Renovating historic homes often involves navigating a series of roadblocks. Finding skilled craftsmen who specialize in traditional construction techniques and sourcing authentic materials can be challenging but is essential for preserving the home’s historical accuracy.
Managing delays and unforeseen challenges is another common aspect of historic home renovations. It requires patience, flexibility, and a willingness to adapt plans as needed. Additionally, addressing common misconceptions about the complexity and cost of renovating historic homes is important in setting realistic expectations.
Future Trends and Innovations
As we look to the future, emerging technologies and innovative approaches are shaping the field of historic renovation. These advancements offer new possibilities for preserving historic homes while meeting modern standards of efficiency and comfort.
The future of historic homes in Prescott and elsewhere is a balance of preserving the past while embracing the future. It involves utilizing new technologies and approaches to ensure that these homes continue to be relevant and livable for future generations.
Preserving these homes is not just about maintaining buildings; it’s about keeping the stories and history they embody alive.
In this section, we will be delving into some of the most common inquiries and curiosities that surround our topic.
What makes a home in Prescott ‘historic’?
A home in Prescott is considered historic if it is a certain age (usually over 50 years), possesses historical significance, and maintains architectural integrity.
How do renovation costs for historic homes compare to regular homes?
Renovation costs for historic homes are often higher due to specialized materials, craftsmanship, and compliance with preservation standards.
Can historic homes be made energy-efficient?
Yes, with careful planning and the use of appropriate technology, historic homes can be upgraded to be more energy-efficient while maintaining their historical character.
What are the common pitfalls in renovating a historic home?
Common pitfalls include underestimating costs, failing to comply with preservation laws, and using inappropriate materials or designs that detract from the home’s historic integrity.
Renovating historic homes in Prescott presents a unique set of challenges, but with careful planning, understanding of legal frameworks, and a deep appreciation for historical architecture, these challenges can be successfully navigated.
The process of bringing these historic homes into the modern era, while preserving their historical essence, is not only a testament to the city’s rich heritage but also a commitment to preserving its cultural identity for future generations.

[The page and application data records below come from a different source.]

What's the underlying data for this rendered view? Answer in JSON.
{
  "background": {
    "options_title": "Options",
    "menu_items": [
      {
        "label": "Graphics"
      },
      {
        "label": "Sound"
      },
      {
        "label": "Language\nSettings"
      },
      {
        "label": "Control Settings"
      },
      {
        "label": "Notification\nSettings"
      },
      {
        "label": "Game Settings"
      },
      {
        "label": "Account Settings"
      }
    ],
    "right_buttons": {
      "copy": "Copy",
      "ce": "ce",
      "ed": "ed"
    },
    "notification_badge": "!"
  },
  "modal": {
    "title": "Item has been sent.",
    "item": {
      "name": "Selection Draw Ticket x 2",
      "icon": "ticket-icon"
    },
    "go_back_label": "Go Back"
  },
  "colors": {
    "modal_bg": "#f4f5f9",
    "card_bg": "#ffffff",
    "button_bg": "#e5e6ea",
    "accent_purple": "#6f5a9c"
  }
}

The journey, though complex, is a rewarding one, offering the opportunity to live in a piece of history while contributing to the preservation of Prescott’s architectural legacy.